  12. ^ "Fatal Charms and Other Tales of Today and: The Mansions of Limbo". Dominick Dunne (Ballantine Books). Retrieved January 15, 2020.
  13. ^ Uhlig, Mark (April 21, 1988). "Reporter Risks Inquiry With Vote-Fraud Story". The New York Times. Retrieved 15 January 2020.
  14. ^ “Associated Press News:"Elections Board Asks Inquiry into Reporter's Multiple Registrations (April 21, 1988)”
  15. ^ Robbins, Tom (June 2, 2009). "TV Showdown for Deadbeat Luxury Builder". The Village Voice. Retrieved 15 January 2020.
  16. ^ “IRE:"Investigative Reporters and Editors”
  17. ^ Gregorian, Dareh (May 22, 2004). "OP-BOTCH SURGEON NAILED AGAIN; TV CREW PINS BOOTED DOC". New York Post.

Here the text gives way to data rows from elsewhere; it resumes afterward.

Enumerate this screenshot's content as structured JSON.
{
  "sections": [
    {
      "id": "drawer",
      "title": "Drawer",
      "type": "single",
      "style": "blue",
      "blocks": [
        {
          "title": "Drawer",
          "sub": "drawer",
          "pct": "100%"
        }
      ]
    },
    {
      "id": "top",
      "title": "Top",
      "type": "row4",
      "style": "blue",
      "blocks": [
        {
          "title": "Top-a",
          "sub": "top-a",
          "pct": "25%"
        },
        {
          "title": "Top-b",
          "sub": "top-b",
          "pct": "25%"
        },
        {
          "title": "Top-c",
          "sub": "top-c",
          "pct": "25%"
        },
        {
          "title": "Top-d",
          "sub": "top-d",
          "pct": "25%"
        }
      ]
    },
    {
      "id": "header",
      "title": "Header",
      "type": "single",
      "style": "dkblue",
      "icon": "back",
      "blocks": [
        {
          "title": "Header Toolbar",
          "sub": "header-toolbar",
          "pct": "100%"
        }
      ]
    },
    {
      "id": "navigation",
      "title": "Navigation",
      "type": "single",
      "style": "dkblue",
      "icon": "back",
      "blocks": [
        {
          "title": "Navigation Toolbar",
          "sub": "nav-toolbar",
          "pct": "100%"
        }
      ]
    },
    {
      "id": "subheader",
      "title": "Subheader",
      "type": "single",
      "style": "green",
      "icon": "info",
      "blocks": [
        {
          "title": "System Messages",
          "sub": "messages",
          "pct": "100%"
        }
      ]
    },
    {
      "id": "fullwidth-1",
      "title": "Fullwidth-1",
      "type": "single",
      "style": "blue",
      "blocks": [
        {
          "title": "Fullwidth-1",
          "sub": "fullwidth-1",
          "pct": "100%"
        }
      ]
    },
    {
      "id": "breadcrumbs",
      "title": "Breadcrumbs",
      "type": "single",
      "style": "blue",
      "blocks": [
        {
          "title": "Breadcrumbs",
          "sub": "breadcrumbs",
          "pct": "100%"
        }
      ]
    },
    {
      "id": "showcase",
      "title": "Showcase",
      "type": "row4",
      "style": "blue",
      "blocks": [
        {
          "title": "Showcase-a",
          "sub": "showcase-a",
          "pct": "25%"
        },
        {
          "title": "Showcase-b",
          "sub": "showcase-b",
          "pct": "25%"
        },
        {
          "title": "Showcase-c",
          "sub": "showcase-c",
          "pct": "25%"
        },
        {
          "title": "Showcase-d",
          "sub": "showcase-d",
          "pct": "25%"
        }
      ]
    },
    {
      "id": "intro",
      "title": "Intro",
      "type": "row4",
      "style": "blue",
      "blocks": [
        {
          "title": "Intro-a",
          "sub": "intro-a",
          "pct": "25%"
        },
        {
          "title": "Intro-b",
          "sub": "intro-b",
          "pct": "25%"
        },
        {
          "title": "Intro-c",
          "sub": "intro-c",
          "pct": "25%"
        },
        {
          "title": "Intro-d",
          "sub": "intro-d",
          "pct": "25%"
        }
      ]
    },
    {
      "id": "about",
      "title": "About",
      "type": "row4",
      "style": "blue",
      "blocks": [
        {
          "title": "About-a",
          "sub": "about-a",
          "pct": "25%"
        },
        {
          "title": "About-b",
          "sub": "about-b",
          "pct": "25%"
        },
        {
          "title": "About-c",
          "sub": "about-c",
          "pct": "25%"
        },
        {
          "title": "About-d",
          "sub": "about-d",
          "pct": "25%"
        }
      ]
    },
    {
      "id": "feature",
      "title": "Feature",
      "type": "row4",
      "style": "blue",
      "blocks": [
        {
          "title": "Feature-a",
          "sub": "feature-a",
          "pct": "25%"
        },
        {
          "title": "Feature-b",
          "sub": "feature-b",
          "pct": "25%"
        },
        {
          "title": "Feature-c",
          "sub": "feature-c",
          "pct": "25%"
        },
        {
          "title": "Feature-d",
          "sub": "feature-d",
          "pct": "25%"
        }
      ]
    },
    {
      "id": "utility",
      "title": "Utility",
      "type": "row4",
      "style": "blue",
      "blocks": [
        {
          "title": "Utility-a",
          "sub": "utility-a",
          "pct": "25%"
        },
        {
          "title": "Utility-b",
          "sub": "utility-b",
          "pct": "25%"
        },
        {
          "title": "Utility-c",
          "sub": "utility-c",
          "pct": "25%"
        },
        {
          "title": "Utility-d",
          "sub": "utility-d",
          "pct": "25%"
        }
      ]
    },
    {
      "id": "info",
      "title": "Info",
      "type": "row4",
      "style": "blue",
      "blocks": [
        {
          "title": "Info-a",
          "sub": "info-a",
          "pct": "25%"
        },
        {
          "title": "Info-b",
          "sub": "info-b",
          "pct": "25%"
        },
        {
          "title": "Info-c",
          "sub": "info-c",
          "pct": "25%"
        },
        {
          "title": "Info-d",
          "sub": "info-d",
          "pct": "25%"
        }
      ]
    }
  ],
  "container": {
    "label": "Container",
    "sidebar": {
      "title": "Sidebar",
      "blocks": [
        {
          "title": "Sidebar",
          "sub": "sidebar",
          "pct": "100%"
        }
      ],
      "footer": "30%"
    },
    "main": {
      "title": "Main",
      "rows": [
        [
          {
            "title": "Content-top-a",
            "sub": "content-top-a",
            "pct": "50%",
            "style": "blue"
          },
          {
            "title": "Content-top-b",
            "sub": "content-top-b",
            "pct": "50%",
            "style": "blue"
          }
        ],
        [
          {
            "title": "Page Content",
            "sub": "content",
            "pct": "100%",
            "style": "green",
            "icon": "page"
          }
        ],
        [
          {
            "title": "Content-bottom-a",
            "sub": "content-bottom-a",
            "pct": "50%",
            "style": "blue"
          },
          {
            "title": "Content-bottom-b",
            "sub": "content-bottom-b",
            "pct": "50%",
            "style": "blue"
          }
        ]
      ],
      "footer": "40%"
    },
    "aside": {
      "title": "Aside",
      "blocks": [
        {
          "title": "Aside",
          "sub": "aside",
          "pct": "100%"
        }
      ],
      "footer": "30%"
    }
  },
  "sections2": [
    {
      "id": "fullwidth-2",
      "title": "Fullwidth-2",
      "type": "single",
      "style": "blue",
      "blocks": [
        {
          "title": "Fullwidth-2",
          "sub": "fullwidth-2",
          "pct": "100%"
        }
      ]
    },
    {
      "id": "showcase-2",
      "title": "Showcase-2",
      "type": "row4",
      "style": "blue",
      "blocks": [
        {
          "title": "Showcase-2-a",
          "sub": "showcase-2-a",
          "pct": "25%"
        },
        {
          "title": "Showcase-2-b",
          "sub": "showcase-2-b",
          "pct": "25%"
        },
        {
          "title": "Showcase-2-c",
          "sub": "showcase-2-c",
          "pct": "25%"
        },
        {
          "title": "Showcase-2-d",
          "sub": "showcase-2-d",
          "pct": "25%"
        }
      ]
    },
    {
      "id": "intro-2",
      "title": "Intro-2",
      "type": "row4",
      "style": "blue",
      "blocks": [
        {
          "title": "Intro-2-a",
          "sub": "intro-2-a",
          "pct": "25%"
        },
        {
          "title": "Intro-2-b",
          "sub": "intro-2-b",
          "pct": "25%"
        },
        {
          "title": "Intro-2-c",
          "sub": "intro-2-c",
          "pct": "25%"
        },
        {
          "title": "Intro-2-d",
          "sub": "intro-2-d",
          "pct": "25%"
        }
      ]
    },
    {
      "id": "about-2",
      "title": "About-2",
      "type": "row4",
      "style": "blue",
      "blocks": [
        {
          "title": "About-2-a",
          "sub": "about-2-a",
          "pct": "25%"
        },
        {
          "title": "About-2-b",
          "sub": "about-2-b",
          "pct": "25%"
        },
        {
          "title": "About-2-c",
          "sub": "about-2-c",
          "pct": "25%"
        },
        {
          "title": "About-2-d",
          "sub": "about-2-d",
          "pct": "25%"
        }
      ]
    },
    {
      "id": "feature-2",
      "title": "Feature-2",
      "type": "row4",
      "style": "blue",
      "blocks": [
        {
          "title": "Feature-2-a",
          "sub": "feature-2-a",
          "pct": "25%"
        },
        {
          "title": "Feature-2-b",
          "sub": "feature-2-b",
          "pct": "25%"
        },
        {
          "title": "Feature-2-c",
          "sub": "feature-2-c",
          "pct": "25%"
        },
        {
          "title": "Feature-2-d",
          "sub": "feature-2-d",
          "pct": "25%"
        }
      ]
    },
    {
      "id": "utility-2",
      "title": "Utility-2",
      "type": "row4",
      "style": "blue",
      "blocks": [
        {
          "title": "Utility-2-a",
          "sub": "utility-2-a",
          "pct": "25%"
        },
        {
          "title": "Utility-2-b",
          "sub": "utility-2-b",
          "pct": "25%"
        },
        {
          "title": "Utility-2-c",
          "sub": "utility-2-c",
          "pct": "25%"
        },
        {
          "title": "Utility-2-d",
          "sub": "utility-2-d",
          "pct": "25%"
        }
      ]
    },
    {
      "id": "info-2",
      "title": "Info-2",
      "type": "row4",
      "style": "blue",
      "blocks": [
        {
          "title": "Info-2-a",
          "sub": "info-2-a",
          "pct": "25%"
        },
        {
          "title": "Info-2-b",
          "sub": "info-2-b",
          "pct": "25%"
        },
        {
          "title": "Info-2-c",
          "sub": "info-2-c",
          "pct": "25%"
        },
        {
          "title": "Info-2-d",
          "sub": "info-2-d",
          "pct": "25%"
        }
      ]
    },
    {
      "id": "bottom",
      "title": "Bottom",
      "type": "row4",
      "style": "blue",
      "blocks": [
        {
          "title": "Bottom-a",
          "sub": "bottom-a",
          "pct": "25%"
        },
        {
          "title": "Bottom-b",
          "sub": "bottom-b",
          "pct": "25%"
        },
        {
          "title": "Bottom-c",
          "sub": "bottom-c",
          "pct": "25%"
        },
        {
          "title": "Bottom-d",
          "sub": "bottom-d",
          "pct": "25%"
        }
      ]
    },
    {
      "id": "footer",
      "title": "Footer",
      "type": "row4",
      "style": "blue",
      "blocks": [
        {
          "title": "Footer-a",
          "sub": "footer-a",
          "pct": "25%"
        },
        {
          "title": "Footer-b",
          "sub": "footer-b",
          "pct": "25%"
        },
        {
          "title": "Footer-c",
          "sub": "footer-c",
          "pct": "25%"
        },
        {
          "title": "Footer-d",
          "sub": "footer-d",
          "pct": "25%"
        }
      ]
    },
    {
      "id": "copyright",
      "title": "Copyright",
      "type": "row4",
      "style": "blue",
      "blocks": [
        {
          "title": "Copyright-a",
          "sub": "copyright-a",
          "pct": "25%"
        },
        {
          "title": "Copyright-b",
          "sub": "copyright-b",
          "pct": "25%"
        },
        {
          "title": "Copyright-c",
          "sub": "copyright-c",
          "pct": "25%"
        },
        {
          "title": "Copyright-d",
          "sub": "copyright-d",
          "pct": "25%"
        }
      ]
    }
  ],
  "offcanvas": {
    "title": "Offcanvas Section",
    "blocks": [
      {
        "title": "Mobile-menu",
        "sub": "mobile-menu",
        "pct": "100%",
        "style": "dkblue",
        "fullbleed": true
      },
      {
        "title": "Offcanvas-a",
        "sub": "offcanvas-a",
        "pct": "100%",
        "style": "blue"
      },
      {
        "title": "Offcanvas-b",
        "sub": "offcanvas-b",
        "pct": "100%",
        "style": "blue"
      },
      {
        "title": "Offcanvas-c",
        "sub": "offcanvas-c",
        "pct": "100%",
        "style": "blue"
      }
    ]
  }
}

Retrieved 15 January 2020.
  18. ^ “Youtube:"Undercover to Expose Criminal Doctor”
  19. ^ “Encore:"Barbara Nevins Taylor”
  20. ^ “Consumer Mojo”
  21. ^ “Brooklyn College:"A Résumé Booster with a Ring to It”
  22. ^ “Jack Newfield:"Barbara Nevins Taylor”
  25. ^ The New York Chapter of the National Academy of Television Arts and Sciences announces results of the 52nd Annual New York Emmy® Awards
  26. ^ “THE 2007 NEW YORK EMMY® AWARDS”
  27. ^ “Newswomen's Club of New York Announces Front Page Awards”
  28. ^ “Newswomen's Club of New York Announces 2007 Front Page Awards Winners”
  29. ^ “Deadline Club, NYC Chapter of the Society of Professional Journalists:"PAST AWARDS WINNERS AND FINALISTS ”
  30. ^ “N.Y. Emmys favor WPIX:"Investigative Journalism Category”
  31. ^ Toor, Faraz (March 18, 2014). "Brooklyn College Says Hello to Hollywood". The Excelsior. Retrieved 16 January 2020.